In the old days, whenever oil prices got bumpy, the United States could ask Saudi Arabia to pump out more crude and calm the markets. But that’s increasingly no longer the case. Saudi production is struggling to keep up with rising demand in places like China. What’s more, as Jim Krane reports today, Saudi Arabia is growing so fast that it’s consuming its own oil at a shocking rate:
With domestic electricity demand rising 10% per year in Saudi Arabia, the kingdom now devours more than a quarter of its oil production—nearly three million barrels per day. International Energy Agency figures show that Saudi Arabia now consumes more oil than Germany, an industrialized country with triple the population and an economy nearly five times as large.
Worries about Saudi excess capacity are one reason why Iran-related tensions have driven crude prices up so high. By one estimate, this spare capacity could vanish entirely by 2020. If that happens, oil prices will get seriously volatile.
With oil prices still in the stratosphere, the rumblings are getting louder that the world’s nations may release some of the crude they have saved up in their strategic reserves. On Thursday, French Prime Minister Francois Fillon said there was a “good chance” that the United States and Europe will tap those reserves.

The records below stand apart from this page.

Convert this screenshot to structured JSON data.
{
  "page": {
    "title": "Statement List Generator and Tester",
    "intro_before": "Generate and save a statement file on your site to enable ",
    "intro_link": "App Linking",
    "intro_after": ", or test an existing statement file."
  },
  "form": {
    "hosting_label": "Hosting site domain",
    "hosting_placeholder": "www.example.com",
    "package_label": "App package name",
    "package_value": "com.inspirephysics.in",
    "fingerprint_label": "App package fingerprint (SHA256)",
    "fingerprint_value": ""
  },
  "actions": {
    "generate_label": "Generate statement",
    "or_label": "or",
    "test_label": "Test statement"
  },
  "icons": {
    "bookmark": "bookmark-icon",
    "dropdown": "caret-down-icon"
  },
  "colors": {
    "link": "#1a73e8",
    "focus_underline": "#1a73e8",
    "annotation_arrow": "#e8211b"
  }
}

But experts remain sharply divided over whether now is the right time for countries to sell off oil from their stockpiles. The U.S. has 696 million barrels of crude sitting in its Strategic Petroleum Reserve, stored in salt caverns near the Gulf of Mexico. That’s enough to supply the country for 36 days. Similarly, the 28-country International Energy Agency has said that it remains “ready to act if market conditions so warrant.” Yet the IEA has also maintained that the reserves should only be tapped in the event of a severe supply disruption — and not merely to combat high prices.
In the past five years, warnings about peak oil have gained a lot of traction. U.S. oil production, after all, has fallen sharply since 1970. Global oil output has plateaued of late, even as China and India are demanding ever more crude. And that’s all caused prices to soar.
Yet the recent shale-oil boom in North Dakota has some analysts brushing off this gloomy perspective. A new research note (pdf) from Citigroup argues that the recent surge in North American production has “buried” the peak-oil hypothesis. New drilling technology has allowed companies to extract oil from once-inaccessible shale rock, which has, in turn, allowed the U.S. to slash its oil imports dramatically. What’s more, there are tantalizing shale deposits all around the world — in Argentina, Australia, and even France. So does that mean that, as the Citigroup analysts say, the peak-oil hypothesis is “dead”? Well, not so fast.